As far as bending into a pretzel goes, I practice yoga with veterans, inmates, people who are struggling with emotional as well as physical challenges beyond the average, people who don’t want to enter a yoga studio as a starting place. I’m deeply inspired by people challenged with paralysis, or with an ankle fused by a bullet, or anyone who has to take great effort to arrive on their mat. I think that if they can find a way to practice yoga, everyone can. It’s not about flexibility or having the perfect body. it’s a matter of finding a teacher who will start with the basic postures and technique while incorporating breath and storytelling to include many beneficial aspects of yoga.
Like many people, when I started my practice, I was looking for more physical strength, flexibility and exercise, and to enhance my dancing. The beauty of yoga is that it has many benefits other than the physical that have a way of creeping in through the physical with the artistry of a good teacher. The postures alone are a just exercise without incorporation of breath regulation and proper technique. Why is that important? And why on earth would my wish be for everyone to take up yoga?
Postures were recorded as part of the yoga Sutras in 200 AD, the very first records of yoga from the Indus valley date back to 3000 BCE. These postures were not just developed simply for fun and exercise; they are highly developed with specific intent. That they are ancient yet thriving is proof in the pudding. The breath is an active part, paired with highly developed postures practiced today by pop stars, in schools, yoga studios, health clubs, even prisons, just to mention a few places you’ll find yoga in modern time. There is good reason for this blooming interest in yoga. The combination of breath paired with yoga postures connects the body and mind promoting better physical health. Science has shown great value to our health in the mind body connection. Yoga is a wonderful way of creating this connection. Breathing exercises regulate the central nervous system, and stimulate the pre frontal cortex quieting the limbic (fight or flight) area of the brain. This is part of why yoga is beneficial for alleviating symptoms in people with PTSD. Yoga helps us chill out, mindfully, with intention and sustainability.

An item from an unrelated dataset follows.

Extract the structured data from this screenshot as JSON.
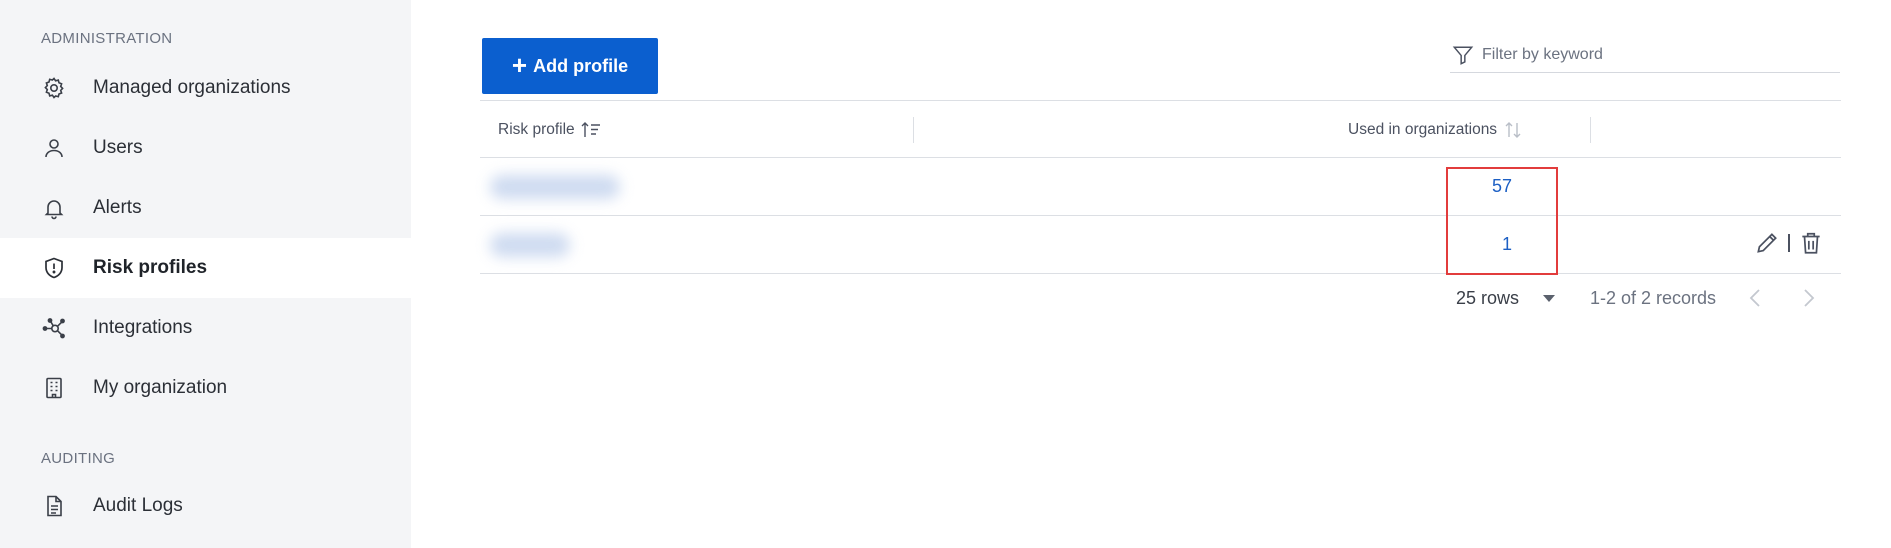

Yoga can have the same effect on all of us. Our lives are full of distractions and stress. Imagine if we all learned to take a moment and take a breath before we spoke or acted. This is simply one of the many things that yoga can help us do, one of the ways it connects the mind and body. Imagine a world where everyone acted more mindfully. Think back to a moment in your life when you reacted without pause, a moment when you wish you had a “do over”. What if you had taken a moment to calm? What if someone had taught you to do that as a child? The outcome may have changed your life.
This is why my one wish would be that everyone could have a yoga practice. It doesn’t matter what you look like or who you are, just try it! Who knows, it could be a small step toward changing the world, at the very least it might just change yours.
Christine Moore can be found at Boulder Body Wear, or visit www.christinemooreshimmyogini.com